— Data section —
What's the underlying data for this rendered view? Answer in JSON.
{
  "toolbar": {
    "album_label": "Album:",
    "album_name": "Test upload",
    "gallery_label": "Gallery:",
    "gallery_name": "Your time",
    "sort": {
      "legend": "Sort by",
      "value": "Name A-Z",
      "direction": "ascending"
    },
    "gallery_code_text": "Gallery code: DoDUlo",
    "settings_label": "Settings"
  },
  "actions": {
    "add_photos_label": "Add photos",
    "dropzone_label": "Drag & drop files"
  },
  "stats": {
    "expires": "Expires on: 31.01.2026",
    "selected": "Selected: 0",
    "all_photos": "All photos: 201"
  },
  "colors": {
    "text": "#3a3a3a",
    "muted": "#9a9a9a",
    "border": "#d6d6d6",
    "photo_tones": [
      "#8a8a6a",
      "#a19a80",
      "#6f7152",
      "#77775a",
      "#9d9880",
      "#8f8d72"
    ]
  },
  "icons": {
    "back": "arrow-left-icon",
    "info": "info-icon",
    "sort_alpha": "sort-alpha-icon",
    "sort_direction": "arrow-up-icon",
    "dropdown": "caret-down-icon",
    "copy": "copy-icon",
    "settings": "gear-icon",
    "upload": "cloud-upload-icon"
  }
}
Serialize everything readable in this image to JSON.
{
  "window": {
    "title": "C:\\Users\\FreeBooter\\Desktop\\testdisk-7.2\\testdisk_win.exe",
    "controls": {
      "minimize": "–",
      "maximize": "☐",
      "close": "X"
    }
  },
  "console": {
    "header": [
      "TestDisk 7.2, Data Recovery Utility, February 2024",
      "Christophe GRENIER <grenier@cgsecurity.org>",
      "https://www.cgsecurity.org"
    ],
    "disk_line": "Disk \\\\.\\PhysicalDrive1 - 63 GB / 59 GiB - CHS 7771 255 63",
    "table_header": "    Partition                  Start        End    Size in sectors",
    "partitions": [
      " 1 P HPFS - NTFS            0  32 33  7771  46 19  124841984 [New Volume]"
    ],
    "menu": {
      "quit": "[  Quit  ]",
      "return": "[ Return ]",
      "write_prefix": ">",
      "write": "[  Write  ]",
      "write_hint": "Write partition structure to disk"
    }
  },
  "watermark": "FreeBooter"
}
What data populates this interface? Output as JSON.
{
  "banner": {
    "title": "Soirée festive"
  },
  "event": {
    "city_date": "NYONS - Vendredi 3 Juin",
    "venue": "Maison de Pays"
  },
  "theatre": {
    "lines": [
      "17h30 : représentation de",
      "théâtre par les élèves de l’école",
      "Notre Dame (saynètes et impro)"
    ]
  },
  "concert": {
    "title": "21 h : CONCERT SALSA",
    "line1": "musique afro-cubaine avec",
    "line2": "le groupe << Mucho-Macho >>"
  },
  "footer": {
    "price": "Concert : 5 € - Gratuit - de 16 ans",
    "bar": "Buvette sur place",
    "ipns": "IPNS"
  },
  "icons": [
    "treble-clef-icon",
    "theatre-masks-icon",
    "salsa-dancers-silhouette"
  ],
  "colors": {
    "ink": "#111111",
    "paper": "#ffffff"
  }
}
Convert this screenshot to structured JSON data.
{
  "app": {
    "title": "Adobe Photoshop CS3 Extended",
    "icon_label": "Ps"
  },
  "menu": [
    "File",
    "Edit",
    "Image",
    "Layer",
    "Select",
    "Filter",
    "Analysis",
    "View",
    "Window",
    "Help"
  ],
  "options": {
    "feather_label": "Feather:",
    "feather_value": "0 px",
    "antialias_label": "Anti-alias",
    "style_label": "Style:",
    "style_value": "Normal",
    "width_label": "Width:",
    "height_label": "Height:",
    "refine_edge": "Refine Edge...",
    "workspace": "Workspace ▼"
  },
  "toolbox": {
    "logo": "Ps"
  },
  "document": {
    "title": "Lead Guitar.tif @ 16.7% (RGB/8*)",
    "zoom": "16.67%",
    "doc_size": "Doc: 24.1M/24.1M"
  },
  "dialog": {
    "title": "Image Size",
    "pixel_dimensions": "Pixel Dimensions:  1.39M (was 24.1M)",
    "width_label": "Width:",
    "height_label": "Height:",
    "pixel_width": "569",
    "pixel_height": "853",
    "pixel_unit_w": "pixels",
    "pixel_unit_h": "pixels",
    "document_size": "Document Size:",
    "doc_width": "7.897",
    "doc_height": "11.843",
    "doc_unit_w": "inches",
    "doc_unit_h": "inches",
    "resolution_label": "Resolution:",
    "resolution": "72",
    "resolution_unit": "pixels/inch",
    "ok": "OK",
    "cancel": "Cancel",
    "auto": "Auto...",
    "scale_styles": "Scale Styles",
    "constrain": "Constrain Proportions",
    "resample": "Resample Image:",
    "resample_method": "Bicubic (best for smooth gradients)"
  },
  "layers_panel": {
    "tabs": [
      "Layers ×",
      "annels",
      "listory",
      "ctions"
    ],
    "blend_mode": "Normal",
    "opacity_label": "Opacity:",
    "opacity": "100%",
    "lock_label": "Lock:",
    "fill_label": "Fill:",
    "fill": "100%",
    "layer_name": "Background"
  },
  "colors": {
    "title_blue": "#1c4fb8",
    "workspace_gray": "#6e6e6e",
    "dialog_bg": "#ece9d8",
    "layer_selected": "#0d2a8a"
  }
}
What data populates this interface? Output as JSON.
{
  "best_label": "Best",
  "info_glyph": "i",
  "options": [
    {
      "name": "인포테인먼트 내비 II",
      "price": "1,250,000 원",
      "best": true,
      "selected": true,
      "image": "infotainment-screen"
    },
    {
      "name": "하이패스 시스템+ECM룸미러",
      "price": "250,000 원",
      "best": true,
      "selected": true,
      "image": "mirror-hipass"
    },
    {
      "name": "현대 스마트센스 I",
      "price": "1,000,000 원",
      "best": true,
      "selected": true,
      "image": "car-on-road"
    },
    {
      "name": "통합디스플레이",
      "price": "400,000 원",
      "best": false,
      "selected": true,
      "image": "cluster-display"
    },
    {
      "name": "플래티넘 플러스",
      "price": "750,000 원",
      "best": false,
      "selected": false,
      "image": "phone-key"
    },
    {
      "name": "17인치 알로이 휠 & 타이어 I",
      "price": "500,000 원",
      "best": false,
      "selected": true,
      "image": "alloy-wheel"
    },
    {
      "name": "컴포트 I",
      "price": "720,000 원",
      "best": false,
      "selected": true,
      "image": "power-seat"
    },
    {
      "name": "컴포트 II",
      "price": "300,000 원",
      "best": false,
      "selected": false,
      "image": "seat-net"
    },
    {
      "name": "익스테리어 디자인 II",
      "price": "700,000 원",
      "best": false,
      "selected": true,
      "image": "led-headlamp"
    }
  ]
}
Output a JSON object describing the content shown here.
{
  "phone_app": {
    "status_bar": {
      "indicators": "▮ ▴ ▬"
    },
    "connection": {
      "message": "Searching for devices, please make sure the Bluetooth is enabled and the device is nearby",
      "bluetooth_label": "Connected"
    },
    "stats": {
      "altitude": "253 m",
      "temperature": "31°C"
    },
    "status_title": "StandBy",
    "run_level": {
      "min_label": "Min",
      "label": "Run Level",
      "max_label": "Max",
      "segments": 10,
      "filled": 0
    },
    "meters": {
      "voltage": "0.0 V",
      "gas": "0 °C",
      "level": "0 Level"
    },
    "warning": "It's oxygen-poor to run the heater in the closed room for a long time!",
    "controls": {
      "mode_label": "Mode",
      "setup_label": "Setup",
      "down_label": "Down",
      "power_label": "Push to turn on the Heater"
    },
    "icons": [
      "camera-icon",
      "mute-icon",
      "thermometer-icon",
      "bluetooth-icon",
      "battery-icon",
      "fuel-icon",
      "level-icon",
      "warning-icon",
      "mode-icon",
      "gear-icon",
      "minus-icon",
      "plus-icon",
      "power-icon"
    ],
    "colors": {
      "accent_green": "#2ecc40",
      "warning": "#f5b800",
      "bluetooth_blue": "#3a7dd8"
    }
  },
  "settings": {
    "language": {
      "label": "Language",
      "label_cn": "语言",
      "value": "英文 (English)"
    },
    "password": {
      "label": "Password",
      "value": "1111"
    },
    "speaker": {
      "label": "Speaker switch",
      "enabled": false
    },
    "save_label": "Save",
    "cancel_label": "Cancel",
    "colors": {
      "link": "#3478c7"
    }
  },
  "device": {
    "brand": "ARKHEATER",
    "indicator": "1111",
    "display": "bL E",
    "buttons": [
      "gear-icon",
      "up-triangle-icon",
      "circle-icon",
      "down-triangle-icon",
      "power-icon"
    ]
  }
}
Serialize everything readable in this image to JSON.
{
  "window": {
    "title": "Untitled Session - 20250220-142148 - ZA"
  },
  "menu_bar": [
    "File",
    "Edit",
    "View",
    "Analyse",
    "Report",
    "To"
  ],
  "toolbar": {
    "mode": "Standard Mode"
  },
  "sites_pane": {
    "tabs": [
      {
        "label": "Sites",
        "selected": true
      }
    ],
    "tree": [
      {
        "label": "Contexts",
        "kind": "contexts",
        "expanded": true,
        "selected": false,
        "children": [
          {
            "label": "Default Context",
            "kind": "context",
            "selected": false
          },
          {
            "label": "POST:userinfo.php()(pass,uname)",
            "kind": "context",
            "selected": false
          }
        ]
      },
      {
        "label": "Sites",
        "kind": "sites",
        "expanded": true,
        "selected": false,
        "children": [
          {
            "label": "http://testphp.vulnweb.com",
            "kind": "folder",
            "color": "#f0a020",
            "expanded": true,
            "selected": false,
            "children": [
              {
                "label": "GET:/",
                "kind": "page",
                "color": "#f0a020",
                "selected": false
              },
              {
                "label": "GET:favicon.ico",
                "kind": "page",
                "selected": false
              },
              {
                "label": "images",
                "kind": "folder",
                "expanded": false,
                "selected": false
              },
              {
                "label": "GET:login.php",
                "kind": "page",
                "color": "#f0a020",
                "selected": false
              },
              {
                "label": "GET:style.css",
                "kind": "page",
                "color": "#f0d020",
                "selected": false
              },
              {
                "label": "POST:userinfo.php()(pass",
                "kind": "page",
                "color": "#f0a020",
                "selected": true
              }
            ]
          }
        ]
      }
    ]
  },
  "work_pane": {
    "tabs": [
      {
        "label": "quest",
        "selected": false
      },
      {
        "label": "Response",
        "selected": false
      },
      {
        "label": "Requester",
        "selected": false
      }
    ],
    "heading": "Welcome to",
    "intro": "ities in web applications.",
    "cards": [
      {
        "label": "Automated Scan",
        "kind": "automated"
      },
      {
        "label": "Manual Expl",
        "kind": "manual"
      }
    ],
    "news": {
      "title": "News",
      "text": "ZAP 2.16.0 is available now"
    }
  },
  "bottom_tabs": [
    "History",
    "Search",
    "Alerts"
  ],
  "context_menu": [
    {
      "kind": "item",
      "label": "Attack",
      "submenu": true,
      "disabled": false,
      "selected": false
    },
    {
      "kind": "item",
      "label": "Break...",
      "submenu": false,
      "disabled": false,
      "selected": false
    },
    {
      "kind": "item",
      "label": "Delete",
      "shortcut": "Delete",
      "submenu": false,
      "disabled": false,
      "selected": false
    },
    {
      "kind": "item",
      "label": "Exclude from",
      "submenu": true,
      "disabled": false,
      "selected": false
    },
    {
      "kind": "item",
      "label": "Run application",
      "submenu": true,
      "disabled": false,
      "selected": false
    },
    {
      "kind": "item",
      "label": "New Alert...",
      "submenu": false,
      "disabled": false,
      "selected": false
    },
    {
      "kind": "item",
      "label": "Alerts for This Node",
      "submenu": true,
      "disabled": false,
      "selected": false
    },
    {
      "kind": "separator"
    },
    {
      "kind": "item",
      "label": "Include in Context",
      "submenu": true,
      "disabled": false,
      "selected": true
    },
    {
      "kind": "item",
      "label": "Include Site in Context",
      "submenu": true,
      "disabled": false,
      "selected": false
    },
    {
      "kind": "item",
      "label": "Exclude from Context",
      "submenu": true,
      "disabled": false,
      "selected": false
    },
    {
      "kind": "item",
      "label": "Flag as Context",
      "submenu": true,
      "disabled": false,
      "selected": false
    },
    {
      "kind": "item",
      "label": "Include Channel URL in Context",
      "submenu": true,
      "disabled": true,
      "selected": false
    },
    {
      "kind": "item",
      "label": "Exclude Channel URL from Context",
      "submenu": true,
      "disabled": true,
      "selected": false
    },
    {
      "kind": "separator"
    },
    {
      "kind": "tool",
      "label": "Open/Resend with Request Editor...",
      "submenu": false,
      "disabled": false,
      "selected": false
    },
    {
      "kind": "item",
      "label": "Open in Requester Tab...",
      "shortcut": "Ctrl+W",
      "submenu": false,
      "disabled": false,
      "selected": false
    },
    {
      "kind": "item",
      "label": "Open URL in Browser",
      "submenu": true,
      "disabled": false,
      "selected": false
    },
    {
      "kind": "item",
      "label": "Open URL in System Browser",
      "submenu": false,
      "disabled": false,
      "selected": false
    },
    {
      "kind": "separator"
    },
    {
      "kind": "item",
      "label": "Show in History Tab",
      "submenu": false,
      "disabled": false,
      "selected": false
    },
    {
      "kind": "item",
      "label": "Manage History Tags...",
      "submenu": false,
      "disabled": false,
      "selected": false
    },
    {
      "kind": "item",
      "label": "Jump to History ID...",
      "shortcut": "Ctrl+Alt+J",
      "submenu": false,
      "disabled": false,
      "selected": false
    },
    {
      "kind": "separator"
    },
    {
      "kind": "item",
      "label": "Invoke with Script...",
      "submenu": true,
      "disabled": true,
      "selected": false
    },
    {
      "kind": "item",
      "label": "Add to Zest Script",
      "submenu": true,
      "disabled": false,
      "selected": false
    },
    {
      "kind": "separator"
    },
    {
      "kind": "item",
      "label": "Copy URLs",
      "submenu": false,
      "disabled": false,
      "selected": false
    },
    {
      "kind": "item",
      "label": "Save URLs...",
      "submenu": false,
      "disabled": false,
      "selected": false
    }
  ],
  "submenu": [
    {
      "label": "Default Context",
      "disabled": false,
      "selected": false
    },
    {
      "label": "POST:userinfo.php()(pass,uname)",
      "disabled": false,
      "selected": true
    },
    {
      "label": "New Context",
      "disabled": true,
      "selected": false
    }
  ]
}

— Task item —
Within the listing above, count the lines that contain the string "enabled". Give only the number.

— Reply to the exercise —
2